Some changes to look for are asymmetry (moles that do not look the same on each half), irregular shapes or borders, uneven color or large size. Also look for any moles that bleed, itch or become painful. Looking at your child’s skin regularly can help you recognize moles that are more at risk for becoming cancerous. 

Your doctor may send you to see a dermatologist (a doctor who specializes in treating skin problems) if your child’s moles change or have any of the features mentioned above.

When to Call the Doctor

Call your doctor if you see any of the following changes in a mole:

  • Irregular borders (uneven shape or edges)
  • Changes in color to black, blue or red.
  • Changes in the surface texture
  • Scabs, scaling, irritation or bleeding in the mole

Treatment for Moles

Often a dermatologist may be able to simply look at your child’s moles and tell you if they look worrisome. If the dermatologist is not concerned about the look of your child’s moles at the appointment, he or she may measure some moles and take some photos that will allow the moles to be watched for future changes.

If a mole is getting irritated frequently, bleeding, difficult to watch due to location or dark color, atypical in appearance or worrisome, the dermatologist may perform a skin biopsy. A skin biopsy is a procedure that involves removing the mole so that it can be looked at under a microscope.  

There are many ways used to remove moles. The method your doctor will choose depends on the age of your child, the location of the mole, the size of the mole and the amount of concern for skin cancer. Generally, removing moles in the dermatologist’s office is a simple and safe procedure that can be done with local anesthesia.   

Prevention

You can do some things to prevent moles from becoming cancerous:

  • Try to keep your child out of the sun for long periods of time to avoid severe sunburns. The sun is especially dangerous between 10:00 am and 4:00 pm.
  • Use a broad spectrum, water-resistant sun block lotion with an SPF of 30 or greater. A broad spectrum lotion blocks both UVA and UVB rays from the sun. Re-apply sunscreen to your child at least every 2 hours and after he swims or sweats.
  • Take advantage of shade whenever possible. Have your child wear a broad-brimmed hat, sunglasses and protective clothing when outdoors.
  • Do not let your child use tanning beds.
  • Check the moles on your child’s body, limbs and face regularly and call the doctor if you notice any changes.
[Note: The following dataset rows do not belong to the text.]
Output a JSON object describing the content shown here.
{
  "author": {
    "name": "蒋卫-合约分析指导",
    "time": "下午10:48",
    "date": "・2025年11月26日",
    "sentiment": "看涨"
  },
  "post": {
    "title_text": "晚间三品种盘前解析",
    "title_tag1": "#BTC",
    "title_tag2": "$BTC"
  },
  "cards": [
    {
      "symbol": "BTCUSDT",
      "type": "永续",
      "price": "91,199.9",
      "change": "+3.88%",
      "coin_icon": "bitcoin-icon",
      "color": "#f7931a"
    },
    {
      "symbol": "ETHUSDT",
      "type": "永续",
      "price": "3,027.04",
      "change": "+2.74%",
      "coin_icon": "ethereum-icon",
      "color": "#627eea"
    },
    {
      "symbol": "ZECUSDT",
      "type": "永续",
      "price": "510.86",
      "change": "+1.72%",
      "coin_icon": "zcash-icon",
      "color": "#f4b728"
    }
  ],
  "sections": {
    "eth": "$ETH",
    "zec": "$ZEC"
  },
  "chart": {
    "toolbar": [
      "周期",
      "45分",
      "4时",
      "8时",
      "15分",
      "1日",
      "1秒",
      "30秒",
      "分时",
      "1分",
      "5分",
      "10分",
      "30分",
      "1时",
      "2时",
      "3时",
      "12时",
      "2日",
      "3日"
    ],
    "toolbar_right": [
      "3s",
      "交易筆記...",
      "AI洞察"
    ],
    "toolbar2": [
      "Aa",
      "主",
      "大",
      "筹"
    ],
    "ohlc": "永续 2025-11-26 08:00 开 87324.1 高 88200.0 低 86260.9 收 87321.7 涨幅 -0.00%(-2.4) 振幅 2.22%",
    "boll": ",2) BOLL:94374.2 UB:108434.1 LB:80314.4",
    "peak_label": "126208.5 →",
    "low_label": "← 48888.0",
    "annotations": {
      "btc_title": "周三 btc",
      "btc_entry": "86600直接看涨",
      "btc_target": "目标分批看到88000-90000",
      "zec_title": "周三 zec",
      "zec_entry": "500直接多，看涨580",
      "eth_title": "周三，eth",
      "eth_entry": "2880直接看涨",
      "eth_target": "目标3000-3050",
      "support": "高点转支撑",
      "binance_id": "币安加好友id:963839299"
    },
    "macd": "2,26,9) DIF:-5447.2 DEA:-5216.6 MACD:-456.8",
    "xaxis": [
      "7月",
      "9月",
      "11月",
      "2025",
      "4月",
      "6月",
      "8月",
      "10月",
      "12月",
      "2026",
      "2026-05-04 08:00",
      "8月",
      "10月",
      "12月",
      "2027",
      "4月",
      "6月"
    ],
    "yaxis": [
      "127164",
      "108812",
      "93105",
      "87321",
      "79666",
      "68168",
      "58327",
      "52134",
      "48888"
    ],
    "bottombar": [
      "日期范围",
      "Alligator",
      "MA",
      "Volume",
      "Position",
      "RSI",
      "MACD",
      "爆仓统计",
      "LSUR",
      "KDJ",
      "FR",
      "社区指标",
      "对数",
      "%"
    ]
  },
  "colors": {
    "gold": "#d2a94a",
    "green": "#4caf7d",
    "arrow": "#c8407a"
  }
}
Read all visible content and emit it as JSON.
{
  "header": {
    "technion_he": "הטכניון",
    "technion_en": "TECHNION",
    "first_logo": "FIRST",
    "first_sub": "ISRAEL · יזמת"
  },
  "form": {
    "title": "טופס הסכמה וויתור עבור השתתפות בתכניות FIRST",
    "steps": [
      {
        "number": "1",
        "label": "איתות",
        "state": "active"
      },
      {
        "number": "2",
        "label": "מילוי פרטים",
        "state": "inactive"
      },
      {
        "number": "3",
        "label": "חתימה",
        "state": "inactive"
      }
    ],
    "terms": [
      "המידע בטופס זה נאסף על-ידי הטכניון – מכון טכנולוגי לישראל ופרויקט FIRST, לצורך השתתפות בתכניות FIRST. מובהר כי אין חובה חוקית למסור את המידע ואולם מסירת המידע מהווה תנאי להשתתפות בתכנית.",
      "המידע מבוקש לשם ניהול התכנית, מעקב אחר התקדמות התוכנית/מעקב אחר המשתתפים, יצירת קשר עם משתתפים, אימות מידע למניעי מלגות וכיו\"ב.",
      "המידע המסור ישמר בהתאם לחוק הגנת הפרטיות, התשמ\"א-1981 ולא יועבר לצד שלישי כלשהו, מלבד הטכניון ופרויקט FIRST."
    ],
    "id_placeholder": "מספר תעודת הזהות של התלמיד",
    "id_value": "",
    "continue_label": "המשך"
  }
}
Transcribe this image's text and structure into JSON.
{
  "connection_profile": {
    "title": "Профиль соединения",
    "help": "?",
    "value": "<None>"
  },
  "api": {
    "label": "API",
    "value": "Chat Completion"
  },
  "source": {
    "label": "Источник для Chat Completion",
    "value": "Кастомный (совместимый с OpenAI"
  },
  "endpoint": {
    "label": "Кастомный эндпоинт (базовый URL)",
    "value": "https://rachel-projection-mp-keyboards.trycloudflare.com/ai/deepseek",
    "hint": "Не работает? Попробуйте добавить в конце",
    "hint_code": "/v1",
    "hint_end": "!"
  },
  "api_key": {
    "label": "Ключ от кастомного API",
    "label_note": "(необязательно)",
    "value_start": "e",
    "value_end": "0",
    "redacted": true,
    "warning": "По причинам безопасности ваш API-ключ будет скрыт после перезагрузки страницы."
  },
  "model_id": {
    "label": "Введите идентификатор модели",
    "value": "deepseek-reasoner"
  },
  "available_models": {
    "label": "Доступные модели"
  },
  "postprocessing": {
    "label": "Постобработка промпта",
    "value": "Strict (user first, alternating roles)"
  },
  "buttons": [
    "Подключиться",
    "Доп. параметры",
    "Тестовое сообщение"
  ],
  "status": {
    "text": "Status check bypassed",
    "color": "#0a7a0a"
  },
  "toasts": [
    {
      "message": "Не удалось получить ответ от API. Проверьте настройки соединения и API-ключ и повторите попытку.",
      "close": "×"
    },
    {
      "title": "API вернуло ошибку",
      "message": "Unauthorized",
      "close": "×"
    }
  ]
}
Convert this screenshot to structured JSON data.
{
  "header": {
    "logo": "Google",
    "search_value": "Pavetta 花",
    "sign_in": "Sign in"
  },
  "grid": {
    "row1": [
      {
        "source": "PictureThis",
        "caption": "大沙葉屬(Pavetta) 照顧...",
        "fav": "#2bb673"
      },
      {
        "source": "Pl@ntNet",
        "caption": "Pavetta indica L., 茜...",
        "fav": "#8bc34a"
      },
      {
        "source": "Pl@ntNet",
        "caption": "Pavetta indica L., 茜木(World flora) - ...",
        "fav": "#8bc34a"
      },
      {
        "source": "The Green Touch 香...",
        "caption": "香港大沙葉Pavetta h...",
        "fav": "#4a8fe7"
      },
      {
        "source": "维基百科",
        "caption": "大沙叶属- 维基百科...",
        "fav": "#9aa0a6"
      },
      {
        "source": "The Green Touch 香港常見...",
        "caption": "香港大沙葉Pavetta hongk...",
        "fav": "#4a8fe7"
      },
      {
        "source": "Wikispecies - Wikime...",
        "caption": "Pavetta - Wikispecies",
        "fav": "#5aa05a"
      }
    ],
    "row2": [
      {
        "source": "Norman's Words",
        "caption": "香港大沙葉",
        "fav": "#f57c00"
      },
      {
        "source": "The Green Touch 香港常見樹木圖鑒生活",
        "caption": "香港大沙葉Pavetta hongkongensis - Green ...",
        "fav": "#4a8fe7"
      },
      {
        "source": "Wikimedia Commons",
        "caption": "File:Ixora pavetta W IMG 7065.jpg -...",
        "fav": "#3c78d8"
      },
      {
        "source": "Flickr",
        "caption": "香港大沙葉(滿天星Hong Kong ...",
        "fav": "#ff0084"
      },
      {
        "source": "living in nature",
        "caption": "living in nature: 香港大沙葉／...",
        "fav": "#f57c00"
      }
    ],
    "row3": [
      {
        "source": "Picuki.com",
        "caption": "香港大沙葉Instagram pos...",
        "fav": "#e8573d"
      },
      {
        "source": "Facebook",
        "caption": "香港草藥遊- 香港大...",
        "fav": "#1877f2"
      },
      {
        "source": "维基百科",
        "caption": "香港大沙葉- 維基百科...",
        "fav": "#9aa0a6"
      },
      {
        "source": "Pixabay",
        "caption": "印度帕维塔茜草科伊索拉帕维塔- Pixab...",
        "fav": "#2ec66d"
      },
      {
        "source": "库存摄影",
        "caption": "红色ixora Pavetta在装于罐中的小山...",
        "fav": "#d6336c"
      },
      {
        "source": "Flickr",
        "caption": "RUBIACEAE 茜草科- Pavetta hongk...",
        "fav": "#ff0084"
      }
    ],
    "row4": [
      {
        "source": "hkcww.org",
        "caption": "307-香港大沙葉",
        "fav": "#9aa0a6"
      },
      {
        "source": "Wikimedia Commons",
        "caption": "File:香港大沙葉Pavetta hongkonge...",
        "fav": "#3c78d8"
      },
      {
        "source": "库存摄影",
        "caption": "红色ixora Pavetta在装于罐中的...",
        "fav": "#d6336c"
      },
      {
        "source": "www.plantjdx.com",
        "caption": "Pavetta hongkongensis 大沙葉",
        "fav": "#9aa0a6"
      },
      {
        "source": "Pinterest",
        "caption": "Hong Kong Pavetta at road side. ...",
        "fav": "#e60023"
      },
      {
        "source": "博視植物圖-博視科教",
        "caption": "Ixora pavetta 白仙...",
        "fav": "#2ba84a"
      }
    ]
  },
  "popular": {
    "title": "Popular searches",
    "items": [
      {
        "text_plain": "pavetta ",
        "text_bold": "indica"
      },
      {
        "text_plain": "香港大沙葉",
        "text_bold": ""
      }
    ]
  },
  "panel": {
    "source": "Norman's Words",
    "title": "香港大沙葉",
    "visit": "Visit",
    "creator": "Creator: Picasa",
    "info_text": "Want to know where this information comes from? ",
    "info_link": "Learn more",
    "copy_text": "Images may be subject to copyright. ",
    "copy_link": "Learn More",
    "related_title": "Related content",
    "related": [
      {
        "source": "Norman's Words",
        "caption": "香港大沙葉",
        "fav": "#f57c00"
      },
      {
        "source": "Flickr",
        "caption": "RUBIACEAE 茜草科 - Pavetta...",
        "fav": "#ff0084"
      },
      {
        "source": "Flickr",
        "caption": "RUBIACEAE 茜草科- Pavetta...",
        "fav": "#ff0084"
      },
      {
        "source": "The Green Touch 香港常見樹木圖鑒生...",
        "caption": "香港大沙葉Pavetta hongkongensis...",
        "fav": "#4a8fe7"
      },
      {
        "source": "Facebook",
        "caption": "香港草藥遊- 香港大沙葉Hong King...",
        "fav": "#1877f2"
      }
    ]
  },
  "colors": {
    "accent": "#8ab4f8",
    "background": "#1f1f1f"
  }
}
Moles (PDF)

HH-I-199  4/99  Revised 1/12     Copyright 1999-2012, Nationwide Children’s Hospital